The results of immunohistochemical (IHC) staining were scored independently by two pathologists regardless of patients’ clinical features. The IHC score was determined by both staining intensity and proportion of positively stained cancer cells. Intensity of staining score was categorized as 0, no staining; 1, weak staining; 2, moderate staining; and 3, strong staining. The percentage of stained tumor cell was scored as 0, <10%; 1, ≥10% to <25%; 2, ≥25% to <50%; 3, ≥50% to <75%; and 4, ≥75%. The final immunoreactivity score (IRS) was the product of staining intensity score and percentage score and ranged from 0 to 12. Cut-off values for PTK6 expression were based on the median of all products. An optimal cut-off value was determined as follows: ≤6 indicates low PTK6 expression, and >6 indicates high PTK6 expression.

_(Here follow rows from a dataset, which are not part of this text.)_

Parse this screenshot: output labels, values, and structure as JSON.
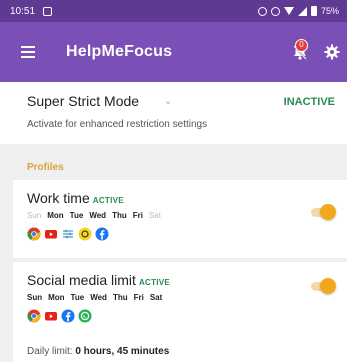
{
  "status_bar": {
    "time": "10:51",
    "battery": "75%"
  },
  "app_bar": {
    "title": "HelpMeFocus",
    "notification_count": "0"
  },
  "strict_mode": {
    "title": "Super Strict Mode",
    "status": "INACTIVE",
    "description": "Activate for enhanced restriction settings"
  },
  "profiles_label": "Profiles",
  "profiles": [
    {
      "name": "Work time",
      "state": "ACTIVE",
      "days": [
        "Sun",
        "Mon",
        "Tue",
        "Wed",
        "Thu",
        "Fri",
        "Sat"
      ],
      "days_active": [
        false,
        true,
        true,
        true,
        true,
        true,
        false
      ],
      "apps": [
        "chrome-icon",
        "youtube-icon",
        "sliders-app-icon",
        "snapchat-icon",
        "facebook-icon"
      ],
      "enabled": true
    },
    {
      "name": "Social media limit",
      "state": "ACTIVE",
      "days": [
        "Sun",
        "Mon",
        "Tue",
        "Wed",
        "Thu",
        "Fri",
        "Sat"
      ],
      "days_active": [
        true,
        true,
        true,
        true,
        true,
        true,
        true
      ],
      "apps": [
        "chrome-icon",
        "youtube-icon",
        "facebook-icon",
        "whatsapp-icon"
      ],
      "daily_limit_label": "Daily limit:",
      "daily_limit_value": "0 hours, 45 minutes",
      "enabled": true
    }
  ],
  "colors": {
    "status_bar": "#5e3a92",
    "app_bar": "#7a4fb6",
    "active_green": "#2a8a52",
    "accent_orange": "#f2a81d",
    "section_label": "#d9a43a"
  }
}
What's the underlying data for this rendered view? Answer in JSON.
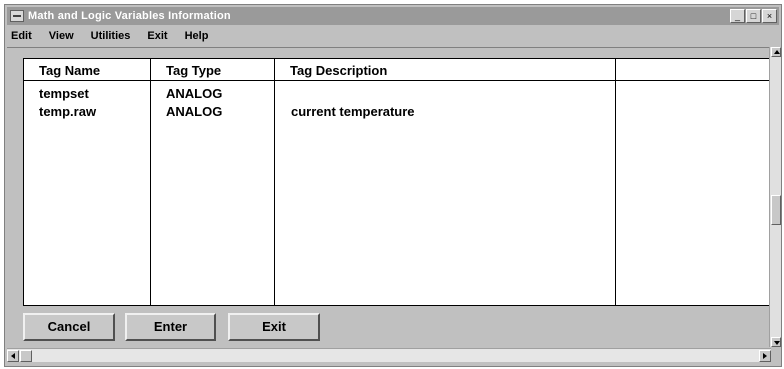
{
  "window": {
    "title": "Math and Logic Variables Information",
    "controls": {
      "minimize": "_",
      "maximize": "□",
      "close": "×"
    }
  },
  "menu": [
    "Edit",
    "View",
    "Utilities",
    "Exit",
    "Help"
  ],
  "table": {
    "columns": [
      "Tag Name",
      "Tag Type",
      "Tag Description",
      ""
    ],
    "rows": [
      {
        "name": "tempset",
        "type": "ANALOG",
        "description": ""
      },
      {
        "name": "temp.raw",
        "type": "ANALOG",
        "description": "current temperature"
      }
    ]
  },
  "buttons": {
    "cancel": "Cancel",
    "enter": "Enter",
    "exit": "Exit"
  },
  "colors": {
    "title_bar": "#9a9a9a",
    "window_face": "#c0c0c0",
    "table_bg": "#ffffff"
  }
}
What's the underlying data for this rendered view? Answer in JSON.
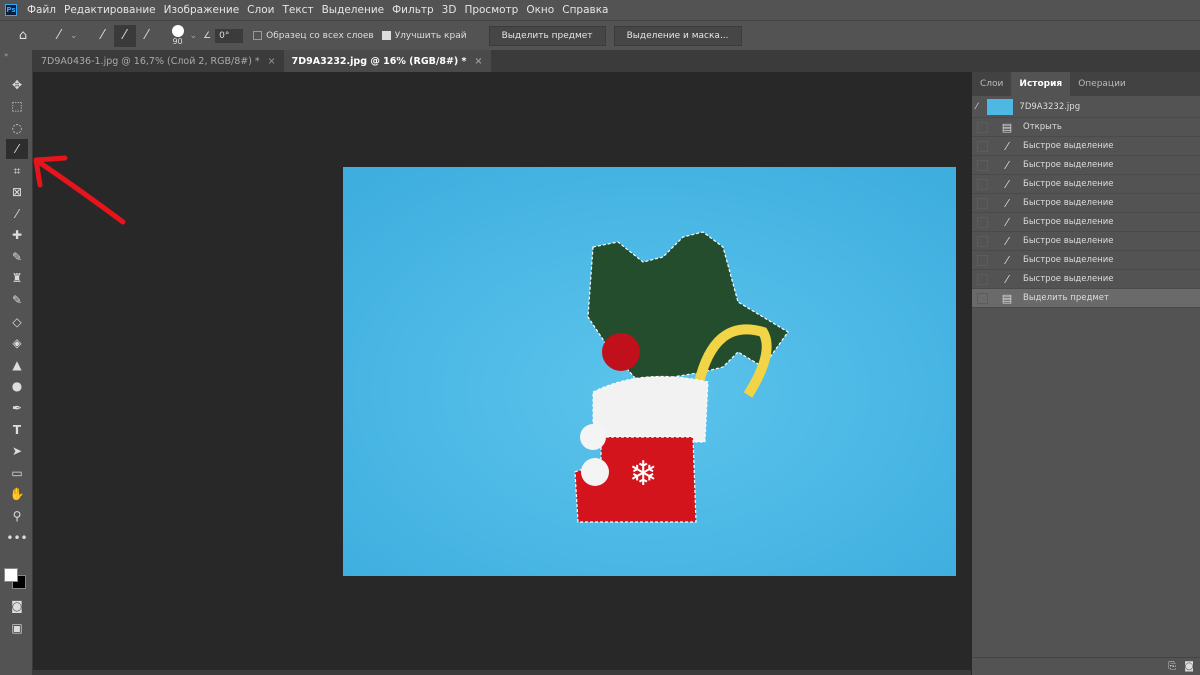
{
  "app": {
    "logo": "Ps"
  },
  "menu": [
    "Файл",
    "Редактирование",
    "Изображение",
    "Слои",
    "Текст",
    "Выделение",
    "Фильтр",
    "3D",
    "Просмотр",
    "Окно",
    "Справка"
  ],
  "options": {
    "brush_size": "90",
    "angle": "0°",
    "sample_all_layers": "Образец со всех слоев",
    "sample_all_layers_checked": false,
    "enhance_edge": "Улучшить край",
    "enhance_edge_checked": true,
    "select_subject": "Выделить предмет",
    "select_and_mask": "Выделение и маска..."
  },
  "tabs": [
    {
      "label": "7D9A0436-1.jpg @ 16,7% (Слой 2, RGB/8#) *",
      "active": false
    },
    {
      "label": "7D9A3232.jpg @ 16% (RGB/8#) *",
      "active": true
    }
  ],
  "panel": {
    "tabs": [
      "Слои",
      "История",
      "Операции"
    ],
    "active_tab": "История",
    "snapshot": "7D9A3232.jpg",
    "history": [
      {
        "label": "Открыть",
        "icon": "document-icon"
      },
      {
        "label": "Быстрое выделение",
        "icon": "quick-selection-icon"
      },
      {
        "label": "Быстрое выделение",
        "icon": "quick-selection-icon"
      },
      {
        "label": "Быстрое выделение",
        "icon": "quick-selection-icon"
      },
      {
        "label": "Быстрое выделение",
        "icon": "quick-selection-icon"
      },
      {
        "label": "Быстрое выделение",
        "icon": "quick-selection-icon"
      },
      {
        "label": "Быстрое выделение",
        "icon": "quick-selection-icon"
      },
      {
        "label": "Быстрое выделение",
        "icon": "quick-selection-icon"
      },
      {
        "label": "Быстрое выделение",
        "icon": "quick-selection-icon"
      },
      {
        "label": "Выделить предмет",
        "icon": "document-icon",
        "selected": true
      }
    ]
  },
  "colors": {
    "image_bg": "#4fb7e4",
    "annotation_arrow": "#e8141c"
  }
}
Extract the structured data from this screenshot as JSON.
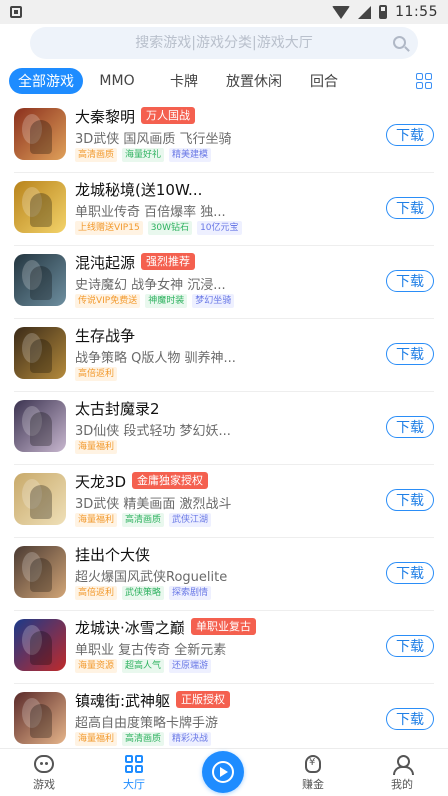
{
  "status_bar": {
    "time": "11:55"
  },
  "search": {
    "placeholder": "搜索游戏|游戏分类|游戏大厅"
  },
  "tabs": [
    {
      "label": "全部游戏",
      "active": true
    },
    {
      "label": "MMO",
      "active": false
    },
    {
      "label": "卡牌",
      "active": false
    },
    {
      "label": "放置休闲",
      "active": false
    },
    {
      "label": "回合",
      "active": false
    }
  ],
  "download_label": "下载",
  "colors": {
    "accent": "#1e8cff",
    "badge_red": "#f4604f",
    "badge_orange": "#fa8a3c"
  },
  "games": [
    {
      "name": "大秦黎明",
      "badge": "万人国战",
      "badge_color": "#f4604f",
      "desc": "3D武侠 国风画质 飞行坐骑",
      "tags": [
        "高清画质",
        "海量好礼",
        "精美建模"
      ],
      "thumb": [
        "#8a2f1d",
        "#e0a15a"
      ]
    },
    {
      "name": "龙城秘境(送10W...",
      "badge": "",
      "badge_color": "",
      "desc": "单职业传奇 百倍爆率 独...",
      "tags": [
        "上线赠送VIP15",
        "30W钻石",
        "10亿元宝"
      ],
      "thumb": [
        "#b8831c",
        "#f3d36a"
      ]
    },
    {
      "name": "混沌起源",
      "badge": "强烈推荐",
      "badge_color": "#f4604f",
      "desc": "史诗魔幻 战争女神 沉浸...",
      "tags": [
        "传说VIP免费送",
        "神魔时装",
        "梦幻坐骑"
      ],
      "thumb": [
        "#23353f",
        "#6e8fa0"
      ]
    },
    {
      "name": "生存战争",
      "badge": "",
      "badge_color": "",
      "desc": "战争策略 Q版人物 驯养神...",
      "tags": [
        "高倍返利"
      ],
      "thumb": [
        "#3a2a18",
        "#b58b3c"
      ]
    },
    {
      "name": "太古封魔录2",
      "badge": "",
      "badge_color": "",
      "desc": "3D仙侠 段式轻功 梦幻妖...",
      "tags": [
        "海量福利"
      ],
      "thumb": [
        "#3b3350",
        "#c8b7cf"
      ]
    },
    {
      "name": "天龙3D",
      "badge": "金庸独家授权",
      "badge_color": "#f4604f",
      "desc": "3D武侠 精美画面 激烈战斗",
      "tags": [
        "海量福利",
        "高清画质",
        "武侠江湖"
      ],
      "thumb": [
        "#c8a96a",
        "#efe0b8"
      ]
    },
    {
      "name": "挂出个大侠",
      "badge": "",
      "badge_color": "",
      "desc": "超火爆国风武侠Roguelite",
      "tags": [
        "高倍返利",
        "武侠策略",
        "探索剧情"
      ],
      "thumb": [
        "#4a3a32",
        "#d2a577"
      ]
    },
    {
      "name": "龙城诀·冰雪之巅",
      "badge": "单职业复古",
      "badge_color": "#f4604f",
      "desc": "单职业 复古传奇 全新元素",
      "tags": [
        "海量资源",
        "超高人气",
        "还原端游"
      ],
      "thumb": [
        "#1b3a8a",
        "#c02a2a"
      ]
    },
    {
      "name": "镇魂街:武神躯",
      "badge": "正版授权",
      "badge_color": "#f4604f",
      "desc": "超高自由度策略卡牌手游",
      "tags": [
        "海量福利",
        "高清画质",
        "精彩决战"
      ],
      "thumb": [
        "#5a2a2a",
        "#e6b58a"
      ]
    }
  ],
  "bottom_nav": [
    {
      "label": "游戏",
      "icon": "gamepad-icon",
      "active": false
    },
    {
      "label": "大厅",
      "icon": "grid-icon",
      "active": true
    },
    {
      "label": "",
      "icon": "play-icon",
      "active": false
    },
    {
      "label": "赚金",
      "icon": "money-bag-icon",
      "active": false
    },
    {
      "label": "我的",
      "icon": "user-icon",
      "active": false
    }
  ]
}
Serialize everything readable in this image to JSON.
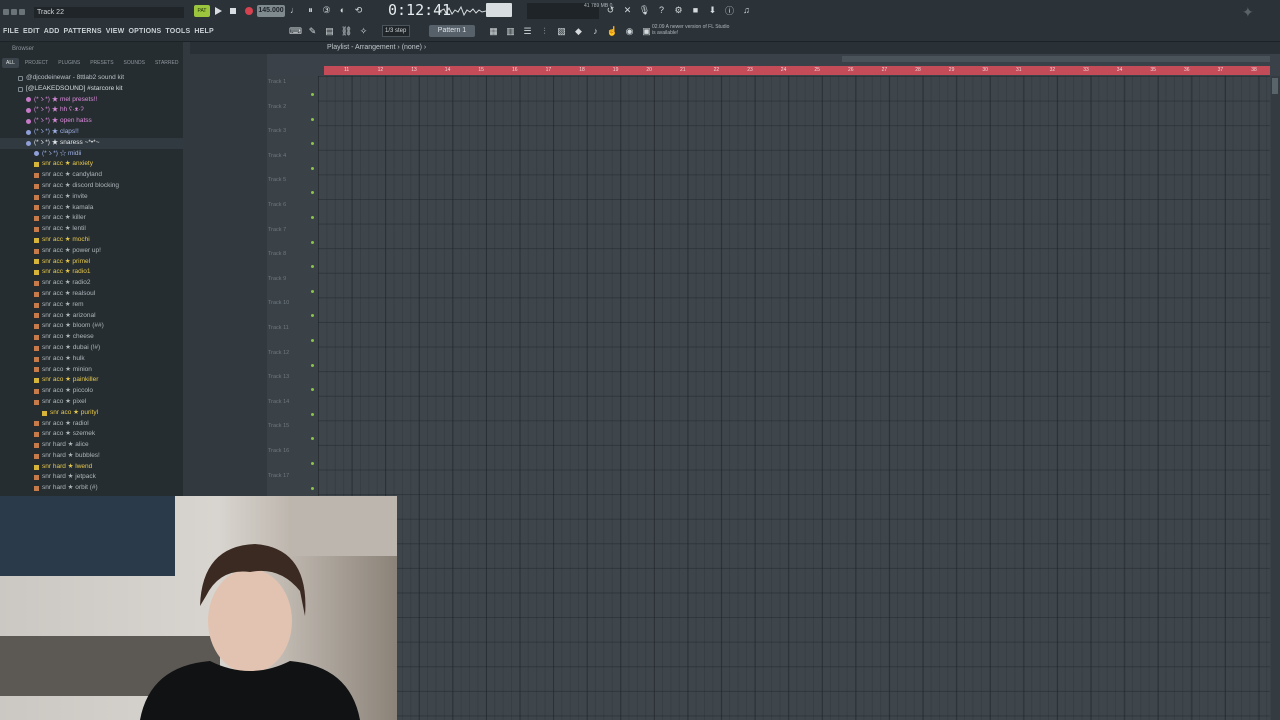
{
  "window": {
    "hint_text": "Track 22"
  },
  "menu": [
    "FILE",
    "EDIT",
    "ADD",
    "PATTERNS",
    "VIEW",
    "OPTIONS",
    "TOOLS",
    "HELP"
  ],
  "transport": {
    "pattern_song_label": "PAT",
    "tempo": "145.000",
    "time": "0:12:41",
    "snap_label": "1/3 step",
    "pattern_label": "Pattern 1",
    "cpu_value": "41",
    "mem_value": "789 MB",
    "voices": "0"
  },
  "news": {
    "date": "02.09",
    "text": "A newer version of FL Studio is available!"
  },
  "browser": {
    "header": "Browser",
    "tabs": [
      "ALL",
      "PROJECT",
      "PLUGINS",
      "PRESETS",
      "SOUNDS",
      "STARRED"
    ],
    "items": [
      {
        "label": "@djcodeinewar - 8ttlab2 sound kit",
        "kind": "folder",
        "color": "#b8c0c6",
        "indent": 1
      },
      {
        "label": "[@LEAKEDSOUND] #starcore kit",
        "kind": "folder",
        "color": "#d7dde0",
        "indent": 1
      },
      {
        "label": "(*ゝ*) ★ mel presets!!",
        "kind": "pink",
        "color": "#d98ad9",
        "indent": 2
      },
      {
        "label": "(*ゝ*) ★ hh ʕ·ᴥ·ʔ",
        "kind": "pink",
        "color": "#d98ad9",
        "indent": 2
      },
      {
        "label": "(*ゝ*) ★ open hatss",
        "kind": "pink",
        "color": "#d98ad9",
        "indent": 2
      },
      {
        "label": "(*ゝ*) ★ claps!!",
        "kind": "blue",
        "color": "#9fb2e8",
        "indent": 2
      },
      {
        "label": "(*ゝ*) ★ snaress ~*•*~",
        "kind": "blue",
        "color": "#e3e7ea",
        "indent": 2,
        "selected": true
      },
      {
        "label": "(*ゝ*) ☆ midii",
        "kind": "blue",
        "color": "#9fb2e8",
        "indent": 3
      },
      {
        "label": "snr acc ★ anxiety",
        "kind": "file-y",
        "color": "#e6c84a",
        "indent": 3
      },
      {
        "label": "snr acc ★ candyland",
        "kind": "file",
        "color": "#aeb6bb",
        "indent": 3
      },
      {
        "label": "snr acc ★ discord blocking",
        "kind": "file",
        "color": "#aeb6bb",
        "indent": 3
      },
      {
        "label": "snr acc ★ invite",
        "kind": "file",
        "color": "#aeb6bb",
        "indent": 3
      },
      {
        "label": "snr acc ★ kamala",
        "kind": "file",
        "color": "#aeb6bb",
        "indent": 3
      },
      {
        "label": "snr acc ★ killer",
        "kind": "file",
        "color": "#aeb6bb",
        "indent": 3
      },
      {
        "label": "snr acc ★ lentil",
        "kind": "file",
        "color": "#aeb6bb",
        "indent": 3
      },
      {
        "label": "snr acc ★ mochi",
        "kind": "file-y",
        "color": "#e6c84a",
        "indent": 3
      },
      {
        "label": "snr acc ★ power up!",
        "kind": "file",
        "color": "#aeb6bb",
        "indent": 3
      },
      {
        "label": "snr acc ★ primel",
        "kind": "file-y",
        "color": "#e6c84a",
        "indent": 3
      },
      {
        "label": "snr acc ★ radio1",
        "kind": "file-y",
        "color": "#e6c84a",
        "indent": 3
      },
      {
        "label": "snr acc ★ radio2",
        "kind": "file",
        "color": "#aeb6bb",
        "indent": 3
      },
      {
        "label": "snr acc ★ realsoul",
        "kind": "file",
        "color": "#aeb6bb",
        "indent": 3
      },
      {
        "label": "snr acc ★ rem",
        "kind": "file",
        "color": "#aeb6bb",
        "indent": 3
      },
      {
        "label": "snr aco ★ arizonal",
        "kind": "file",
        "color": "#aeb6bb",
        "indent": 3
      },
      {
        "label": "snr aco ★ bloom (##)",
        "kind": "file",
        "color": "#aeb6bb",
        "indent": 3
      },
      {
        "label": "snr aco ★ cheese",
        "kind": "file",
        "color": "#aeb6bb",
        "indent": 3
      },
      {
        "label": "snr aco ★ dubai (!#)",
        "kind": "file",
        "color": "#aeb6bb",
        "indent": 3
      },
      {
        "label": "snr aco ★ hulk",
        "kind": "file",
        "color": "#aeb6bb",
        "indent": 3
      },
      {
        "label": "snr aco ★ minion",
        "kind": "file",
        "color": "#aeb6bb",
        "indent": 3
      },
      {
        "label": "snr aco ★ painkiller",
        "kind": "file-y",
        "color": "#e6c84a",
        "indent": 3
      },
      {
        "label": "snr aco ★ piccolo",
        "kind": "file",
        "color": "#aeb6bb",
        "indent": 3
      },
      {
        "label": "snr aco ★ pixel",
        "kind": "file",
        "color": "#aeb6bb",
        "indent": 3
      },
      {
        "label": "snr aco ★ purityl",
        "kind": "file-y",
        "color": "#e6c84a",
        "indent": 4
      },
      {
        "label": "snr aco ★ radiol",
        "kind": "file",
        "color": "#aeb6bb",
        "indent": 3
      },
      {
        "label": "snr aco ★ szemek",
        "kind": "file",
        "color": "#aeb6bb",
        "indent": 3
      },
      {
        "label": "snr hard ★ alice",
        "kind": "file",
        "color": "#aeb6bb",
        "indent": 3
      },
      {
        "label": "snr hard ★ bubbles!",
        "kind": "file",
        "color": "#aeb6bb",
        "indent": 3
      },
      {
        "label": "snr hard ★ lwend",
        "kind": "file-y",
        "color": "#e6c84a",
        "indent": 3
      },
      {
        "label": "snr hard ★ jetpack",
        "kind": "file",
        "color": "#aeb6bb",
        "indent": 3
      },
      {
        "label": "snr hard ★ orbit (#)",
        "kind": "file",
        "color": "#aeb6bb",
        "indent": 3
      }
    ]
  },
  "playlist": {
    "title": "Playlist - Arrangement › (none) ›",
    "tracks": [
      "Track 1",
      "Track 2",
      "Track 3",
      "Track 4",
      "Track 5",
      "Track 6",
      "Track 7",
      "Track 8",
      "Track 9",
      "Track 10",
      "Track 11",
      "Track 12",
      "Track 13",
      "Track 14",
      "Track 15",
      "Track 16",
      "Track 17"
    ],
    "bars": [
      "11",
      "12",
      "13",
      "14",
      "15",
      "16",
      "17",
      "18",
      "19",
      "20",
      "21",
      "22",
      "23",
      "24",
      "25",
      "26",
      "27",
      "28",
      "29",
      "30",
      "31",
      "32",
      "33",
      "34",
      "35",
      "36",
      "37",
      "38"
    ],
    "colors": {
      "ruler": "#c44b58",
      "led": "#8bc34a"
    }
  },
  "icons": {
    "toolbar1": [
      "metronome-icon",
      "wait-icon",
      "countdown-icon",
      "blend-icon",
      "loop-record-icon"
    ],
    "toolbar2": [
      "keyboard-icon",
      "typing-icon",
      "step-edit-icon",
      "link-icon",
      "hint-icon"
    ],
    "views": [
      "playlist-icon",
      "piano-roll-icon",
      "channel-rack-icon",
      "mixer-icon",
      "browser-icon",
      "plugin-icon",
      "plugin-picker-icon",
      "touch-icon",
      "tempo-tapper-icon",
      "capture-icon"
    ],
    "right": [
      "undo-icon",
      "x-icon",
      "mic-icon",
      "help-icon",
      "settings-icon",
      "stop-icon",
      "download-icon",
      "info-icon",
      "bell-icon"
    ]
  }
}
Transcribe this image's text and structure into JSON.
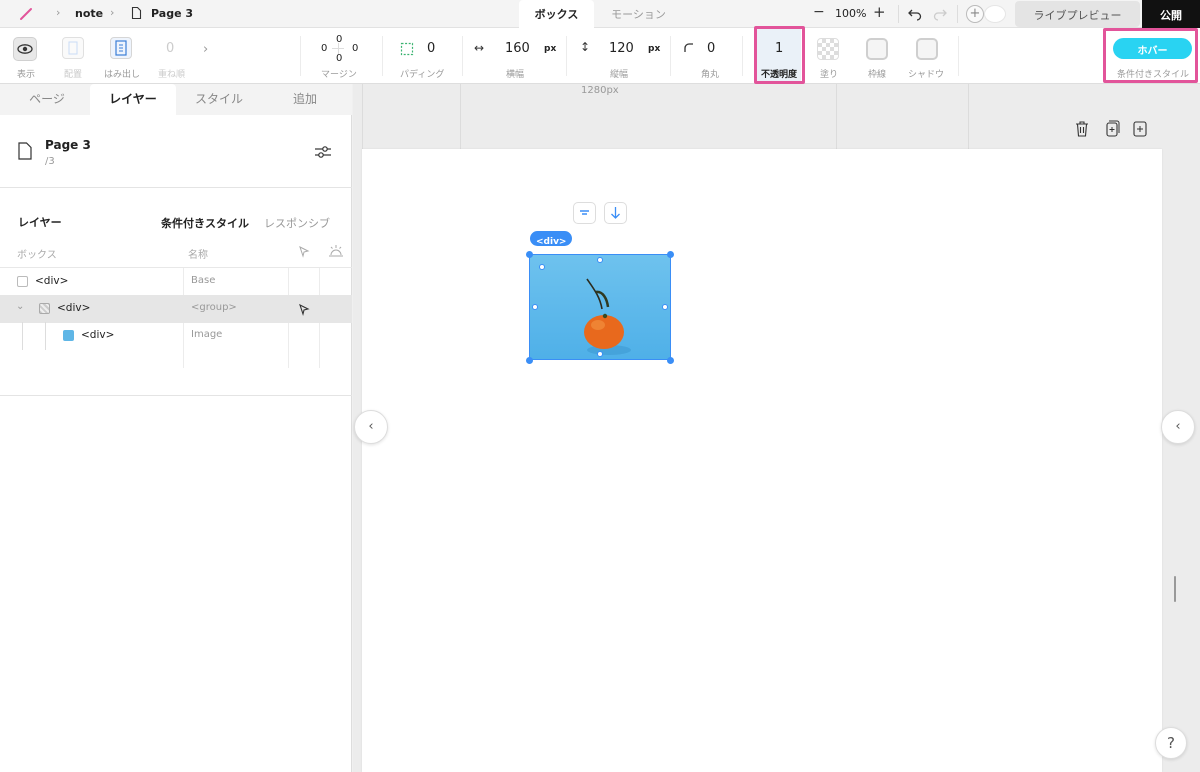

Statistical Product and Service Solutions (SPSS) software package (version 17.0, SPSS Inc., Chicago, IL, USA) was used to perform statistical analysis. The Chi square test or Fisher’s exact test was used to determine the relationship between PTK6 expression levels and the clinicopathologic features of patients with cervical squamous cell cancer. Patients were followed up by either outpatient visit or telephone survey before January 31, 2015, and recurrence was diagnosed based on clinical and laboratory assessments. The overall survival (OS) of patients was defined as the time from initial surgery until the date of death or the last follow-up. The progression-free survival (PFS) of patients was determined as the time from initial surgery to recurrence or progression. Kaplan–Meier analysis was employed to plot survival curves, and the log-rank test was used to compare the differences between the survival curves. The prognostic effects of clinicopathologic variables were identified by univariate and multivariate Cox proportional hazards regression analysis. A P < 0.05 was considered statistically significant.